“Attention, sales associates. Clean-up in aisle 3. Big data is spilling all over the place.”
Well, something like that. The promise of mobile technology, proximity-marketing tools like iBeacons and other Bluetooth-enabled or geo-fenced infrastructures is not just being able to market to people inches from the point of sale. What might be more valuable to retailers in the end is the new level of insight this data may provide about the shopping experience itself. How are people making decisions? What are they looking at in what order? What did they look at and not buy? All these data points are commonplace in virtual shopping. But it is only with devices that register or track user behaviors in store that we will get that level of understanding, and then be able to tie those behaviors to the sale itself.
Mobile-assisted shopping has been a dream of retailers ever since they got over their fear of showrooming.
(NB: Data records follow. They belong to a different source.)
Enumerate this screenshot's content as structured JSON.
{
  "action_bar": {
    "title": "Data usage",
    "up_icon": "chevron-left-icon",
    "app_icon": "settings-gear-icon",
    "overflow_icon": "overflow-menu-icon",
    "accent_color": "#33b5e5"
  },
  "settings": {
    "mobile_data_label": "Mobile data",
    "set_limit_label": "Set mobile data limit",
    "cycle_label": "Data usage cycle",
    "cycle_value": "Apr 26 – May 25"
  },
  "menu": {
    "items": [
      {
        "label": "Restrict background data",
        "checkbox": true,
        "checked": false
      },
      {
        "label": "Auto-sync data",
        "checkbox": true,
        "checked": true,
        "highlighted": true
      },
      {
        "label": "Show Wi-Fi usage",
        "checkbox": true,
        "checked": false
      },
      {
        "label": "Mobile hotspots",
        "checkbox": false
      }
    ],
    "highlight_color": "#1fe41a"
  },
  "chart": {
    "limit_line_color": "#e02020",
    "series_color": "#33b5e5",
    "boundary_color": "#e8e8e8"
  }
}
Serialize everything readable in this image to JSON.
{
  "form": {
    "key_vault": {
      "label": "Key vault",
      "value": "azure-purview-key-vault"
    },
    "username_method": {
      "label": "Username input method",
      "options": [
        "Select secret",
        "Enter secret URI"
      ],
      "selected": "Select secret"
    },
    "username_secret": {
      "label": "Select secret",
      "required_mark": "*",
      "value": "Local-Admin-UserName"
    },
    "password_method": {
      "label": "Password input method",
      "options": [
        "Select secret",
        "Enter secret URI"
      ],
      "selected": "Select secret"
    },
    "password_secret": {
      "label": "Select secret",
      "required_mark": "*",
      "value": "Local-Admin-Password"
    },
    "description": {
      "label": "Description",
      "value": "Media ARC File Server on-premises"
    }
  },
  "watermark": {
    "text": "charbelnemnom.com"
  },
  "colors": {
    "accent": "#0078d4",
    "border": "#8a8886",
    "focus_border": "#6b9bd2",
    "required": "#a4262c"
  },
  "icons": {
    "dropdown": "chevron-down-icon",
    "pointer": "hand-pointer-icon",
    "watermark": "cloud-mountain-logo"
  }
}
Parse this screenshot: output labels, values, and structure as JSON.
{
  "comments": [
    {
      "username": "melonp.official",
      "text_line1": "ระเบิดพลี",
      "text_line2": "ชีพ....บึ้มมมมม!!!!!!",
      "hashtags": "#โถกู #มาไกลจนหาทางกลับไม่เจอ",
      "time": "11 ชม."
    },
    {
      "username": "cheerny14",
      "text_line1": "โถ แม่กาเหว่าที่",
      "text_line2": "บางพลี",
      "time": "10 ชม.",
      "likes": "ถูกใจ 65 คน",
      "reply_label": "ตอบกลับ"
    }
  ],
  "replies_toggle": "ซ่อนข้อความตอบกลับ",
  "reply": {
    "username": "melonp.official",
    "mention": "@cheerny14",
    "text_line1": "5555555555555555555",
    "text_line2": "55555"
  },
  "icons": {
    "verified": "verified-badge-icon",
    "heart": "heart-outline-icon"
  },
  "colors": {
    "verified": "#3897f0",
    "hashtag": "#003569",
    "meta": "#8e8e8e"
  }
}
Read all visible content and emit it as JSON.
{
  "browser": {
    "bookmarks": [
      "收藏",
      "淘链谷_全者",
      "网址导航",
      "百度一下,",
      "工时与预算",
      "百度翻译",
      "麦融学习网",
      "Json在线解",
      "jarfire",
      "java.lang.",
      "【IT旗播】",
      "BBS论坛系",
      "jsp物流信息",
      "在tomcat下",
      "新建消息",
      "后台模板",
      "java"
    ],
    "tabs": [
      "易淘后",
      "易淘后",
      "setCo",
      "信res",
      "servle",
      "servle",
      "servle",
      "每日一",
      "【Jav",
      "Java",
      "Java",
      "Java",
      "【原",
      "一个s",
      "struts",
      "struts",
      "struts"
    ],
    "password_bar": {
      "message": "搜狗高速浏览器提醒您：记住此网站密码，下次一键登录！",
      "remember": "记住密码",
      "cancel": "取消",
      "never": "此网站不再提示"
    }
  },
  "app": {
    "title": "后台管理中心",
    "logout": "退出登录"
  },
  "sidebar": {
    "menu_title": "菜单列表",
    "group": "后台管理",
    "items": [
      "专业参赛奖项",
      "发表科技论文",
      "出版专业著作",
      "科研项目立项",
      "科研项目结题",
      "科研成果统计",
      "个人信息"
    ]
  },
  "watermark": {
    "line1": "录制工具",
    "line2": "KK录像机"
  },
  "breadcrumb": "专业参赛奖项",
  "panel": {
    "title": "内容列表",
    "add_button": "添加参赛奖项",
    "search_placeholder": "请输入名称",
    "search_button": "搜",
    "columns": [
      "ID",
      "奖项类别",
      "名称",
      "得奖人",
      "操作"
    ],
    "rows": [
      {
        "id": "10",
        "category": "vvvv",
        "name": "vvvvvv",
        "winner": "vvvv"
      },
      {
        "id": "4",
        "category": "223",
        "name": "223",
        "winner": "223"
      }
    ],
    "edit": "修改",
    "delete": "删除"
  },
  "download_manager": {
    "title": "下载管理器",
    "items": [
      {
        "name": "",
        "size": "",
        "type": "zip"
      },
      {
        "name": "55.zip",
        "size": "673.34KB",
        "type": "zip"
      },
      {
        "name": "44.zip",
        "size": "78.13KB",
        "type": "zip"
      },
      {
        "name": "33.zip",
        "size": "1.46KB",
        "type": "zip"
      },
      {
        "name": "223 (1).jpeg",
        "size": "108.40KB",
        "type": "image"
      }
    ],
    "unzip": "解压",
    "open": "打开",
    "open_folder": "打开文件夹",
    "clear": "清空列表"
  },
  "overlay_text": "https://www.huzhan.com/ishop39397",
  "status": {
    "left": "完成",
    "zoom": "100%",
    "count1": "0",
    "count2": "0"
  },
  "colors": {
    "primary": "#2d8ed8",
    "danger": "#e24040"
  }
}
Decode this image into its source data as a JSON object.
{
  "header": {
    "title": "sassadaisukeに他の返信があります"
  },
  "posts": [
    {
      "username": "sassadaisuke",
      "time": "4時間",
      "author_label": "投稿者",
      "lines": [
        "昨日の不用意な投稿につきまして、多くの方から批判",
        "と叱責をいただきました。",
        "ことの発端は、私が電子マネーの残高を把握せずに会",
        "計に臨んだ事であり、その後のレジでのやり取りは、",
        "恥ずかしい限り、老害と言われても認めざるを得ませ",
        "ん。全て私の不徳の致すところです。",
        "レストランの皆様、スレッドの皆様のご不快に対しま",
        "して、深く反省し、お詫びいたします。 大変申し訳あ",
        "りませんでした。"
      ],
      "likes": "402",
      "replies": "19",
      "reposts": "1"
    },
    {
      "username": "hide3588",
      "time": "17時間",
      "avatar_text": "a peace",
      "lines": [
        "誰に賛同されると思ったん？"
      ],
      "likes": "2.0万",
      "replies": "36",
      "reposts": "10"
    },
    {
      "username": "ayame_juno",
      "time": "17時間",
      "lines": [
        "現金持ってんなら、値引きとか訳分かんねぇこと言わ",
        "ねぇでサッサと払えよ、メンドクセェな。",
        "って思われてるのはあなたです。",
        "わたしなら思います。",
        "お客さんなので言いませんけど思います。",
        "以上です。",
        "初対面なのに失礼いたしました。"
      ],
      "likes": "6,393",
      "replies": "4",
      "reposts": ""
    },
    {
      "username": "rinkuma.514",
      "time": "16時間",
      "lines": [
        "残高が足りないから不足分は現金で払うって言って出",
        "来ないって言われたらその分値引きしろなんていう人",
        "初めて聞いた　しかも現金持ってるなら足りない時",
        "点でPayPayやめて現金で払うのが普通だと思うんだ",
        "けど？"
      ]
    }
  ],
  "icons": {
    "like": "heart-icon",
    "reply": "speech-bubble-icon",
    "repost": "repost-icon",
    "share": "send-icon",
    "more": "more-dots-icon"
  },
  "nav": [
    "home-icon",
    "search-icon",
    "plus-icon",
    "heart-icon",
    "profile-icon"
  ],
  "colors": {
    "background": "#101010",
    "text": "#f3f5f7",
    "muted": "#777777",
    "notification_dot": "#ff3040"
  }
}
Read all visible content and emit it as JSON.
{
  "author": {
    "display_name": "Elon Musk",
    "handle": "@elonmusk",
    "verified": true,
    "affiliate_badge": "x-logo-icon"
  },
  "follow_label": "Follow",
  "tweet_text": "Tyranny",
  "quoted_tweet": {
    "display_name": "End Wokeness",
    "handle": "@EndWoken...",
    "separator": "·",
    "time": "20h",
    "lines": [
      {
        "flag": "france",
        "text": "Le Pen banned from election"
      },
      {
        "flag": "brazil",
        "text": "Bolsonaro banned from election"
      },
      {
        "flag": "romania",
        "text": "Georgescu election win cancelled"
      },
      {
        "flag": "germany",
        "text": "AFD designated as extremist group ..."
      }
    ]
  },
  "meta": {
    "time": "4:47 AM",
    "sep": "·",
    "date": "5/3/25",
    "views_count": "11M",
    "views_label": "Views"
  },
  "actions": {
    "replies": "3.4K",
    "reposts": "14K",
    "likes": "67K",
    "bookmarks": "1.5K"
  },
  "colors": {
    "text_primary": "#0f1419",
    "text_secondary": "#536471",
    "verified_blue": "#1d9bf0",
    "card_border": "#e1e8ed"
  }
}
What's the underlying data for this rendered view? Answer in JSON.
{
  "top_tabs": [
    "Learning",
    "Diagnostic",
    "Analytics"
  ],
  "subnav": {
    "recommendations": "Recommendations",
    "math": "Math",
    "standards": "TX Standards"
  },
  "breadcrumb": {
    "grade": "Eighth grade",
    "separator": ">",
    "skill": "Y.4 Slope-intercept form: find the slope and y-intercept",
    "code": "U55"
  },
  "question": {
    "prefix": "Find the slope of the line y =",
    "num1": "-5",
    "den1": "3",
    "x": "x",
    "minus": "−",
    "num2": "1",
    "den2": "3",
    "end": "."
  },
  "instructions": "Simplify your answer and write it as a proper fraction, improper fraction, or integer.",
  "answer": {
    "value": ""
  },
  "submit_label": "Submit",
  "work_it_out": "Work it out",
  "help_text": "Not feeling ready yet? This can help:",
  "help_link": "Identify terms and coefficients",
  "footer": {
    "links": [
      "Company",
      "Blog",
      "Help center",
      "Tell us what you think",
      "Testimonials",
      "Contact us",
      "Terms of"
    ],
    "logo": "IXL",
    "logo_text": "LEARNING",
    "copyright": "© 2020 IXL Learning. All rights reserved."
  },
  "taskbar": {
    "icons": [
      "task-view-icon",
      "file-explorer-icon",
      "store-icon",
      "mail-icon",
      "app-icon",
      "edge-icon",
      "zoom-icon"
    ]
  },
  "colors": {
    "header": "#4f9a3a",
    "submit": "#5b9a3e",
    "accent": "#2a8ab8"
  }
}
Done well, a retail companion app can feed the customer more content about products than most sales associates can muster. And it also becomes a way for retailers to keep the customer in their digital loop and capture the final sale online even if the shopper isn’t ready to seal the deal at the store.
But getting people to use specific apps and engage with them at a high level is another thing altogether. After all, people go to stores to shop, not stare into screens so retailers can better measure their behaviors. James Yancey, founder and CEO of CloudTags, which is aiming to enhance the retail experience with devices, says that in the company's preliminary talks with retailers only about 1% to 2% of customers were using mobile apps in-store. “If we can’t get people to do the experience, then the role of mobile in the store is diminished,” he says.
Working with U.K. retailer Harvey Nichols, CloudTags put 7-inch tablets into select sections of the department store. The app on the tablet showed models in outfits available in-store so customers had a better sense of how items actually looked when worn. In tests, Harvey Nichols focused on denim and women’s wear sections, because “that is where style and fit are very important,” says Sandrine Deveaux, Multichannel Director. “We wanted to use the mobile device to tell us what the customer was looking at.” The key is getting the customer to use the device but also give their email addresses to Harvey Nichols so that the shopping experience can be extended online and ultimately tracked to sales.
But to get there, you have to do more than just put tablets in stores. In fact that was the first thing Harvey Nichols learned in its trials. When they simply put the devices in kiosks at the front of the department, engagement was modest. Only about 2.4% of those who picked up the device ended up entering their email address. What turned the trial into something even more promising was training the sales associates to pick up the tablet and use it while advising customers. The company also added new functionality and trend content that helped consumers find the right product and let the associate do a lot of the driving on the app. “We encouraged the staff to use the tools as part of the selling process, and we saw very high levels of staff engagement in the data capture,” says Deveaux. The email sign-up rate then increased to 10%.
Plunking technology into the store space doesn't do a lot of good unless the sales staff itself has some ownership of it. By working with the customer using the technology, sales associates are incentivized because they can be credited with purchases that consumer makes both in the store and perhaps later online.
“It sounds basic,” Deveaux says. “But at the moment when you go into the store, the way we tend to capture customers is at the till. Are they in the database or using a loyalty card? You are missing out on the browsers. But now you can get their email before they buy.” In fact, in the trials with CloudTags, 90% of the emails harvested by the tablet experience were new to the Harvey Nichols database. The technique clearly was successful in tagging a large set of customers the retailer didn’t even know were shopping there, enabling the store to start tracking behaviors that were previously invisible.
Most important is the way those email captures lead to very successful retargeting efforts. Email follow-ups can target the in-store browser with the kind of precision retargeting achieves online. Even without highly personalized messaging, the follow-up emails to shoppers who had interacted with the devices in store enjoyed click-through rates six times higher than average.
In evolving the ways in which the technology was used in-store, Deveaux was coming upon an important point about how technology must work within and enhance -- not replace -- the enduring components of the shopping experience. One possible next step is not just to personalize products in the email follow-up, but also bring in the personality of the sales associate who served the customer in-store to extend that real-world, real-person encounter into the digital realm. Ultimately, shopping is about the experience and the people, not the technology.